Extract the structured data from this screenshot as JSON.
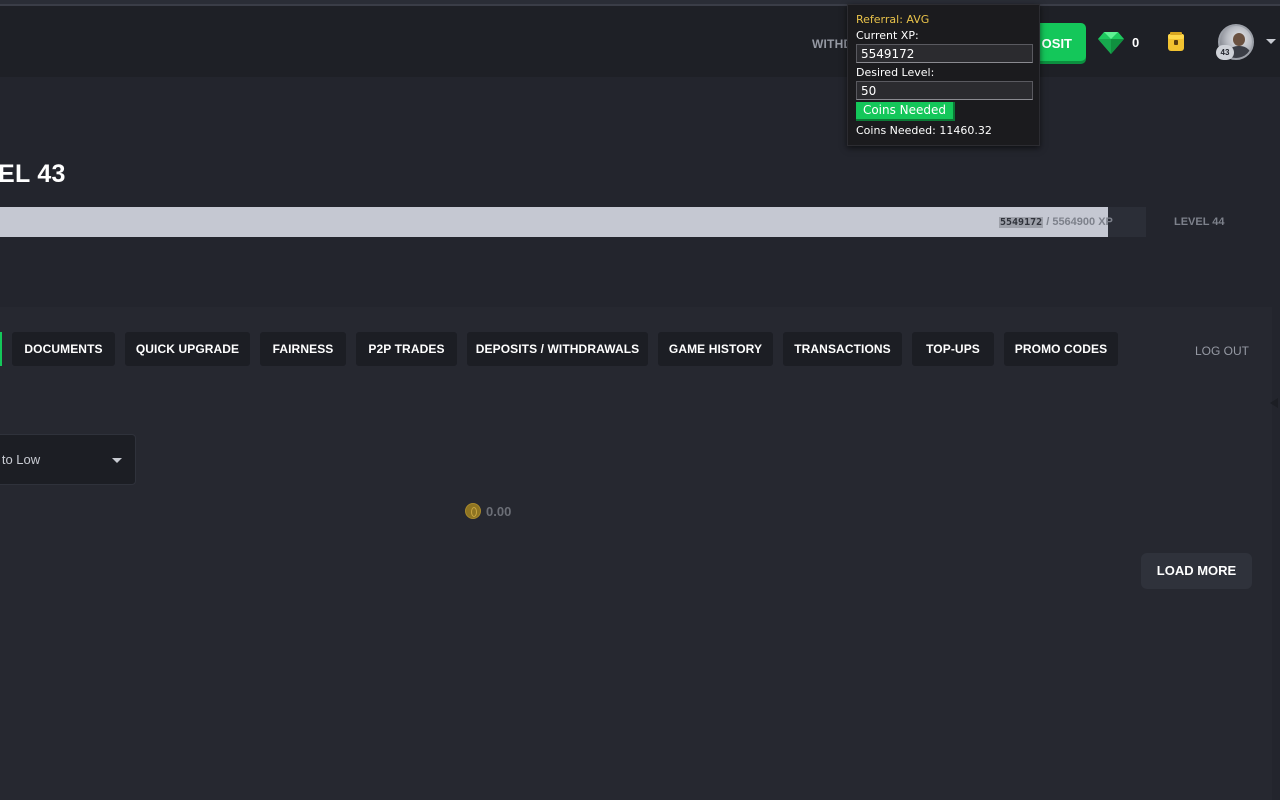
{
  "header": {
    "withdraw_label": "WITHD",
    "deposit_label": "OSIT",
    "gem_count": "0",
    "avatar_level": "43",
    "accent_color": "#14c75a"
  },
  "profile": {
    "level_title": "EL 43",
    "xp_current": "5549172",
    "xp_rest": " / 5564900 XP",
    "xp_progress": 0.967,
    "next_level": "LEVEL 44"
  },
  "tabs": [
    {
      "label": "DOCUMENTS"
    },
    {
      "label": "QUICK UPGRADE"
    },
    {
      "label": "FAIRNESS"
    },
    {
      "label": "P2P TRADES"
    },
    {
      "label": "DEPOSITS / WITHDRAWALS"
    },
    {
      "label": "GAME HISTORY"
    },
    {
      "label": "TRANSACTIONS"
    },
    {
      "label": "TOP-UPS"
    },
    {
      "label": "PROMO CODES"
    }
  ],
  "logout_label": "LOG OUT",
  "sort": {
    "value": "h to Low"
  },
  "balance": "0.00",
  "load_more_label": "LOAD MORE",
  "popup": {
    "referral": "Referral: AVG",
    "current_xp_label": "Current XP:",
    "current_xp_value": "5549172",
    "desired_level_label": "Desired Level:",
    "desired_level_value": "50",
    "button_label": "Coins Needed",
    "result": "Coins Needed: 11460.32"
  }
}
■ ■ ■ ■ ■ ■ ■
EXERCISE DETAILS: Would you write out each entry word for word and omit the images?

TASK RESPONSE:
Extract the structured data from this screenshot as JSON.
{
  "header": {
    "withdraw_label": "WITHD",
    "deposit_label": "OSIT",
    "gem_count": "0",
    "avatar_level": "43",
    "accent_color": "#14c75a"
  },
  "profile": {
    "level_title": "EL 43",
    "xp_current": "5549172",
    "xp_rest": " / 5564900 XP",
    "xp_progress": 0.967,
    "next_level": "LEVEL 44"
  },
  "tabs": [
    {
      "label": "DOCUMENTS"
    },
    {
      "label": "QUICK UPGRADE"
    },
    {
      "label": "FAIRNESS"
    },
    {
      "label": "P2P TRADES"
    },
    {
      "label": "DEPOSITS / WITHDRAWALS"
    },
    {
      "label": "GAME HISTORY"
    },
    {
      "label": "TRANSACTIONS"
    },
    {
      "label": "TOP-UPS"
    },
    {
      "label": "PROMO CODES"
    }
  ],
  "logout_label": "LOG OUT",
  "sort": {
    "value": "h to Low"
  },
  "balance": "0.00",
  "load_more_label": "LOAD MORE",
  "popup": {
    "referral": "Referral: AVG",
    "current_xp_label": "Current XP:",
    "current_xp_value": "5549172",
    "desired_level_label": "Desired Level:",
    "desired_level_value": "50",
    "button_label": "Coins Needed",
    "result": "Coins Needed: 11460.32"
  }
}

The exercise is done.